Any questions about McCormick’s blues prowess are laid to rest with “Everybody Knows About My Good Thing,” an extended belly-rubber (almost nine minutes) that gives McCormick lots of room to stretch out with some excellent soloing. “I’m In Love With You Baby,” one of only two tracks that feature horns, is a bit too cutesy and lyrically awkward, and “Always,” despite McCormick’s soulful delivery, drags a bit and isn’t helped much by the (again synthesized) strings.

Covers include cracks at “Oh Darling” and Bob Seger’s “Old Time Rock ‘n’ Roll.” The former is indeed the Beatles tune, here a low-key reading that highlights McClintock’s soulful pleading – a dull ache of longing rather than the searing burn of the Beatles’ version.
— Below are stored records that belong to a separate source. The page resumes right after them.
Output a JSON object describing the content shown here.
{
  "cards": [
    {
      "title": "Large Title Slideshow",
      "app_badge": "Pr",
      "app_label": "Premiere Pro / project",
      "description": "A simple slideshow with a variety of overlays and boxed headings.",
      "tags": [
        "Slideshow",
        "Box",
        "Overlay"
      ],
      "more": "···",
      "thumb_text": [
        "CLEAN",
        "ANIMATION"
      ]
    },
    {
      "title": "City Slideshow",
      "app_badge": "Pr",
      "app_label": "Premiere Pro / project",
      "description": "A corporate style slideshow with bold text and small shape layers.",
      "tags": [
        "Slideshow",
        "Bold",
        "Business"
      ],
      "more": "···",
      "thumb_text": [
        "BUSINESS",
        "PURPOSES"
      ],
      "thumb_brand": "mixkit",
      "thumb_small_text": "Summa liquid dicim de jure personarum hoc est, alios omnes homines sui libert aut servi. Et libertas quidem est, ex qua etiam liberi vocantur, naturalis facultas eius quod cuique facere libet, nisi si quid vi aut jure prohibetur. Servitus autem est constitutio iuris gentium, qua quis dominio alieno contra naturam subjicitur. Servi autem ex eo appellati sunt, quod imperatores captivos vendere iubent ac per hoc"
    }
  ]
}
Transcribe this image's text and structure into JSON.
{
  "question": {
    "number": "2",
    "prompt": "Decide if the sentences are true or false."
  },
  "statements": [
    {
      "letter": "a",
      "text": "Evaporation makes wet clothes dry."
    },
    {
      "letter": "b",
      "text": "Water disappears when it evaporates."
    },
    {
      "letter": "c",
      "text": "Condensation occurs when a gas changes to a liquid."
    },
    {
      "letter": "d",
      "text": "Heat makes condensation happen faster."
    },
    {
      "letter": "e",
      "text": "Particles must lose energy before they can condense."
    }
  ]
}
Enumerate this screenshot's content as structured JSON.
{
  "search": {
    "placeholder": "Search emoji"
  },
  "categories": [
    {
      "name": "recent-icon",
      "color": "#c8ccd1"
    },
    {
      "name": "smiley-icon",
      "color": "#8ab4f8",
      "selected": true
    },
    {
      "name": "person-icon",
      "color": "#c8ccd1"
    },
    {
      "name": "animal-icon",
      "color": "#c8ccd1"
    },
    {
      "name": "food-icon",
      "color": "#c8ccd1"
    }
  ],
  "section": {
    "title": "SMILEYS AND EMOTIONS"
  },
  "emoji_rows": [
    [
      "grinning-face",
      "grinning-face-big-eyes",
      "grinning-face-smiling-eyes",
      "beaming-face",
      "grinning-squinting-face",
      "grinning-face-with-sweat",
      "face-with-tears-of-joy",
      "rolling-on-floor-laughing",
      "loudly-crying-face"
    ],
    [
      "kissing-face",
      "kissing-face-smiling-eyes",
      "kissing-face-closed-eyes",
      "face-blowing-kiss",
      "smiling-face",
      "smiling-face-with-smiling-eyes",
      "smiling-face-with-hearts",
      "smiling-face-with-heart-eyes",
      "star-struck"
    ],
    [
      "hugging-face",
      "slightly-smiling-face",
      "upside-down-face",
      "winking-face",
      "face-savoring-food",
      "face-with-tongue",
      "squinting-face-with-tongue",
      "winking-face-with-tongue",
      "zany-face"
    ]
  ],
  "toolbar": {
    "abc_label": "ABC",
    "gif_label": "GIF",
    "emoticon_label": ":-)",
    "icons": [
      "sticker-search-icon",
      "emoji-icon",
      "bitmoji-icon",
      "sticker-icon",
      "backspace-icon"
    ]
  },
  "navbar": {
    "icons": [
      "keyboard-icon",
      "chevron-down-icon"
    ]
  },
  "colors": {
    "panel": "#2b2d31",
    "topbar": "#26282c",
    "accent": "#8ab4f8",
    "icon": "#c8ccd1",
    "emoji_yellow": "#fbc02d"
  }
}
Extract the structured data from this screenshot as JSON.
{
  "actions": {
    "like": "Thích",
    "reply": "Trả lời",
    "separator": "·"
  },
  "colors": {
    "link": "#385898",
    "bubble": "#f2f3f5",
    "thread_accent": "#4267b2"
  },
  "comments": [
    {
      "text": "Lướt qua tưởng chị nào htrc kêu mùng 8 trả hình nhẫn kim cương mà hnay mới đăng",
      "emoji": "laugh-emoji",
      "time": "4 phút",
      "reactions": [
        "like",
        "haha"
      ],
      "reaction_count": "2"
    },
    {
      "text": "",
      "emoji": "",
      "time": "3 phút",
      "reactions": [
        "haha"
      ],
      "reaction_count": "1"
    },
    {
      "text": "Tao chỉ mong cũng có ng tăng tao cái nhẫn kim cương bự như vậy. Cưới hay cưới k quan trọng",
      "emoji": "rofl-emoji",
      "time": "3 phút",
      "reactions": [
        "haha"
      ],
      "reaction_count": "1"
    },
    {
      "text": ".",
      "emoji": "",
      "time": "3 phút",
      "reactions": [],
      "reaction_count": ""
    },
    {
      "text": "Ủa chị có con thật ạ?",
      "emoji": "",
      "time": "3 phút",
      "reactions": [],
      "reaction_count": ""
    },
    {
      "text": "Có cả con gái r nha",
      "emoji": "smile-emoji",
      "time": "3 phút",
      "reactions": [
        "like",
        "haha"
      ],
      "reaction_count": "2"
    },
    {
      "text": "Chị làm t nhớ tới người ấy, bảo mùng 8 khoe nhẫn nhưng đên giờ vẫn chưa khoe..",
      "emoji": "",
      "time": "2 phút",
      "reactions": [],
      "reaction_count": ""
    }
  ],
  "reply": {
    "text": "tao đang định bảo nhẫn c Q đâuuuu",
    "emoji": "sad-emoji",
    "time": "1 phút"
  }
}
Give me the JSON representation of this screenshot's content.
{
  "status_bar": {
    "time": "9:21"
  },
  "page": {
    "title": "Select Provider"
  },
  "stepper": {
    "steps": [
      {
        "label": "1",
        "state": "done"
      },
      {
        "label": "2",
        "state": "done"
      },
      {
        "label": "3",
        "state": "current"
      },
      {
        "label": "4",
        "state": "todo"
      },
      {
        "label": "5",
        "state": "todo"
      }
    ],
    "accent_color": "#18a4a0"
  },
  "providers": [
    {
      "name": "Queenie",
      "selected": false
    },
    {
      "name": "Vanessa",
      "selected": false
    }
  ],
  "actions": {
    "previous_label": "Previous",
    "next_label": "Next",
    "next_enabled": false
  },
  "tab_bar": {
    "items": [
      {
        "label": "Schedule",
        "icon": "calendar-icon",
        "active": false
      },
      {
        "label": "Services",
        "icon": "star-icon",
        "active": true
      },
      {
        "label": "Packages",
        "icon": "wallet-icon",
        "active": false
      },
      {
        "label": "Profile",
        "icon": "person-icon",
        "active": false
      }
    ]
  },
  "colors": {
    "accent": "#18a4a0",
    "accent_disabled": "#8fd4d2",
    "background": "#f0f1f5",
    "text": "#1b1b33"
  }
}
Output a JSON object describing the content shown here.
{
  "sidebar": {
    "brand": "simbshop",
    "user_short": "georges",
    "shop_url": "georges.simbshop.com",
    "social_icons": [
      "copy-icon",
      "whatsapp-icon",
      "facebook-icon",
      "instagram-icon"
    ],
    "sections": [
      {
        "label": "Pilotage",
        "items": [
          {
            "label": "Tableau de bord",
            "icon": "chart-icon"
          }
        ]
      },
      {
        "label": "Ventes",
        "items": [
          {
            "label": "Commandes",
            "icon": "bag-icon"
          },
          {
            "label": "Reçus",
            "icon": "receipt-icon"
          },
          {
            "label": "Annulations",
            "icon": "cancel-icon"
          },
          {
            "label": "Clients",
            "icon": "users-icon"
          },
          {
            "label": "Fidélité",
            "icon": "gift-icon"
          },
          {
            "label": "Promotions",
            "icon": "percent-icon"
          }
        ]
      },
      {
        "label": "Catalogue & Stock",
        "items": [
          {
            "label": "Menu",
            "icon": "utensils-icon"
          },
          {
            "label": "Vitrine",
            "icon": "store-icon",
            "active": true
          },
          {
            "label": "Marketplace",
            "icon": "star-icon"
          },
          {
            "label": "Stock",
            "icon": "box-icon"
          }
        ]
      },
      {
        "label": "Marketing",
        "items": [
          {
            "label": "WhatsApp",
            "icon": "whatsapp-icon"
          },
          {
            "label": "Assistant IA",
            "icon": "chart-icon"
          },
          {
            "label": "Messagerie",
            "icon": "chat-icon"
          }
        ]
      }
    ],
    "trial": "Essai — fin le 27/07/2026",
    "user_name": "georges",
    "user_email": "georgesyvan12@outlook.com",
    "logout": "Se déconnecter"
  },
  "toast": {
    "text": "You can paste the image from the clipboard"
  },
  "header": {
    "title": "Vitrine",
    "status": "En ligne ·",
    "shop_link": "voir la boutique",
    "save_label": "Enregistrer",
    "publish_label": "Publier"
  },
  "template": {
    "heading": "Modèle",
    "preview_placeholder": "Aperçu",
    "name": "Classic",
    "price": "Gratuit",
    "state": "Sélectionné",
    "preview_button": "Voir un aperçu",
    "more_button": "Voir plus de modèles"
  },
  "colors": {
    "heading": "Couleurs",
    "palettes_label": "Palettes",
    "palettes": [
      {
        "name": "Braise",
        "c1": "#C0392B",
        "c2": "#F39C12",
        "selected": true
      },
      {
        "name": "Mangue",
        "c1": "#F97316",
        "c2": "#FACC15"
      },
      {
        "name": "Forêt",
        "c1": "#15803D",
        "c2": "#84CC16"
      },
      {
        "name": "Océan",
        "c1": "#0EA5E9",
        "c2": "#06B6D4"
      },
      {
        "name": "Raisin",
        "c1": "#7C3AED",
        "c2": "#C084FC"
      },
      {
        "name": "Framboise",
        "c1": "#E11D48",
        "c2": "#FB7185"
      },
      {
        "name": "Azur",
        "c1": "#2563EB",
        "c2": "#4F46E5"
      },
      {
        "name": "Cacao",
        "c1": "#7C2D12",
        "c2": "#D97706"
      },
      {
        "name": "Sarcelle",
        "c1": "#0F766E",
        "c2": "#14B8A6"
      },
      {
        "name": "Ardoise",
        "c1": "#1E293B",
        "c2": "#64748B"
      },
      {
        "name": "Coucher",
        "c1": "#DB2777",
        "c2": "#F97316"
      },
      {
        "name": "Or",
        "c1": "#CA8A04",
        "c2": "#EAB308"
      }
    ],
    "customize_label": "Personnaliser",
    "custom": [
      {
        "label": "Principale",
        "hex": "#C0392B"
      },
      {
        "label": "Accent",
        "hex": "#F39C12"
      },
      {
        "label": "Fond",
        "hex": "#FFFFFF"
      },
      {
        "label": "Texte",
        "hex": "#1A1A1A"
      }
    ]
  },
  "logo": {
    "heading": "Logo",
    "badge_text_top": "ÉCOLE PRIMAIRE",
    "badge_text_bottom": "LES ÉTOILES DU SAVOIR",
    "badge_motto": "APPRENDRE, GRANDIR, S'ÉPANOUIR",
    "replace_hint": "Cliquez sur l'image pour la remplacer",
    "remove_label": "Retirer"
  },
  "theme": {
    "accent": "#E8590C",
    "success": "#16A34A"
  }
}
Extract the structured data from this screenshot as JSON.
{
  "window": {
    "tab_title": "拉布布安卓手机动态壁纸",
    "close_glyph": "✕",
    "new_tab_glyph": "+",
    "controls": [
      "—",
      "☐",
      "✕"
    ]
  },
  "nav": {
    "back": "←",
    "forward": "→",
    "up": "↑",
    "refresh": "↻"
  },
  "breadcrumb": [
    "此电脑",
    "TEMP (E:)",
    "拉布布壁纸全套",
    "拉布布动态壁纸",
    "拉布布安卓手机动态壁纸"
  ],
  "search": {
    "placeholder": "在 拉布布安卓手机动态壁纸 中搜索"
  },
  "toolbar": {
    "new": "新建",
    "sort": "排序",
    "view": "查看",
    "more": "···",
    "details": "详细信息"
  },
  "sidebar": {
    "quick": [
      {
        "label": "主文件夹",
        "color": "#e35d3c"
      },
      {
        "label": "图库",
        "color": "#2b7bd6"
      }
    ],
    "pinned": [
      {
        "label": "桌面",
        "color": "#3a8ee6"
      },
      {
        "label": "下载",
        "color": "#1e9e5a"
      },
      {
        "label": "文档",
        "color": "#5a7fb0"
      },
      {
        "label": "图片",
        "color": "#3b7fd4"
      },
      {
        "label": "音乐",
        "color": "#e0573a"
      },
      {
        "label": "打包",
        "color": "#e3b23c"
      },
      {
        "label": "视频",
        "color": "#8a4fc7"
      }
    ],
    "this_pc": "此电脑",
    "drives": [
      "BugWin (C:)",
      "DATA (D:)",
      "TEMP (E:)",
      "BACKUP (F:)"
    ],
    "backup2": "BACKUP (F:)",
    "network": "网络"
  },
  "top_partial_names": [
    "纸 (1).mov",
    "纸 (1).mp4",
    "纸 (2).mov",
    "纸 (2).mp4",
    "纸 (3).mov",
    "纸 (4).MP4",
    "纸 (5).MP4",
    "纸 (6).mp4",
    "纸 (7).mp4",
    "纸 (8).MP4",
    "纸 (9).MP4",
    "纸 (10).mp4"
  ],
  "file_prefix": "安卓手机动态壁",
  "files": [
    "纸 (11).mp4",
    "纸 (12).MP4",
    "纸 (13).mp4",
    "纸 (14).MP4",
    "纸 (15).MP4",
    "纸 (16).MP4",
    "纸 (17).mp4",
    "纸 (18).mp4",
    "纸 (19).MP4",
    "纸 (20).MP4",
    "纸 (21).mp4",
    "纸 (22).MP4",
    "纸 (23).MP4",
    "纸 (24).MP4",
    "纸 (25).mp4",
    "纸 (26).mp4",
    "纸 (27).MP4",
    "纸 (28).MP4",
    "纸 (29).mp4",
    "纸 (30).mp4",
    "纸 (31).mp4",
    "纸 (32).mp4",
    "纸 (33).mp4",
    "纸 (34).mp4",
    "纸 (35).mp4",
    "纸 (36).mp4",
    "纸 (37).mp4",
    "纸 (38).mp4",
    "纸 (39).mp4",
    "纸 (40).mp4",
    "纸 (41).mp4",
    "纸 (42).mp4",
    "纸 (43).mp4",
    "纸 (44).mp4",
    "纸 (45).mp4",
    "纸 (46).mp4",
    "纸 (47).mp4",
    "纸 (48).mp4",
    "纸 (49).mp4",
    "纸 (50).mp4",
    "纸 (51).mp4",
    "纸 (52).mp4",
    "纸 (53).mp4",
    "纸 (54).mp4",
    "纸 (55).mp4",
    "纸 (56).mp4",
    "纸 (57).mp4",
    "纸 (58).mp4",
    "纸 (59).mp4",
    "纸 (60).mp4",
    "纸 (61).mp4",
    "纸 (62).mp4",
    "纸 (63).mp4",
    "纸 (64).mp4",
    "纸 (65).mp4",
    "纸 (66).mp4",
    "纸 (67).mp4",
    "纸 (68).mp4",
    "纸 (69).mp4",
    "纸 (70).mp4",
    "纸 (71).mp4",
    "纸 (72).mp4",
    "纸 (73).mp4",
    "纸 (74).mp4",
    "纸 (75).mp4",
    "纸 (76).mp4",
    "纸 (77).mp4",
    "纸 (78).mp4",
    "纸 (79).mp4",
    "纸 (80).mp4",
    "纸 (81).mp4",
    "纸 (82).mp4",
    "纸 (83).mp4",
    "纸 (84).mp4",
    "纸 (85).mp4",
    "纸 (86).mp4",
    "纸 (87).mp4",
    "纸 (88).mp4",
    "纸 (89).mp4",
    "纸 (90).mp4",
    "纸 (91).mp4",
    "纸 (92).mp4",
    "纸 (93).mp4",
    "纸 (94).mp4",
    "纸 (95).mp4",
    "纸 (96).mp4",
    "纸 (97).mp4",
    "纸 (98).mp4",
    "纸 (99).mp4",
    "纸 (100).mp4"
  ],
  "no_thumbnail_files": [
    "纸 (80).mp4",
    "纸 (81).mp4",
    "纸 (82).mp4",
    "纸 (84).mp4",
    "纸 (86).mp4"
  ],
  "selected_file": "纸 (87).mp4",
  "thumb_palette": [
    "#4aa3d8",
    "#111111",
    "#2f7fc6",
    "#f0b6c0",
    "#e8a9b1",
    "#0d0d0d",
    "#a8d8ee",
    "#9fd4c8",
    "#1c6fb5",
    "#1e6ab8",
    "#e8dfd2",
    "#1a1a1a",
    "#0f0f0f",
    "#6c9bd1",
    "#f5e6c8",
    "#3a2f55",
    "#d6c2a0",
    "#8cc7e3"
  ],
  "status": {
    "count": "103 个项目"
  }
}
McCormick sticks close to the original with his take on the Seger classic, though his soulful vocals seem to transform the song from a straightforward dance floor rave up to a more sensual, soulful song entirely – arguably, here, more a tune to listen to than dance to. There’s also a fine rendition of B.B. King’s “Woke Up This Morning” that shows the band more than capable of handling tricky time changes.

It’s all slightly slick, yet still gritty enough to feel real. There are weaker moments – a few of the compositions seem like album filler, and the band – particularly the rather busy drums from Pete Thomas – isn’t always as tightly locked as we’ve typically come to expect from studio recordings, though it does give the project a ‘working’ feel – real musicians playing in real time, rather than the sterility of overproduced and overly-perfect patchwork performances.

In the end, though, it all comes down to McCormick’s slightly gruff and deeply soulful voice. Every word he sings sounds honest and heartfelt, and there’s a singular sincerity in his delivery. His arrangements might be a bit fussy at times, and purists (either musical or audiophile) won’t care for the background strings – they tend to soften the edges of the songs that they’re on, and there’s a tinny quality that belies their computerized origin.

But given how many formulaic, by-the-numbers blues recordings are available these days, it’s a treat to hear someone honoring the tradition without being confined by it. Not an absolutely essential acquisition, perhaps, but a fine recording definitely worth checking out.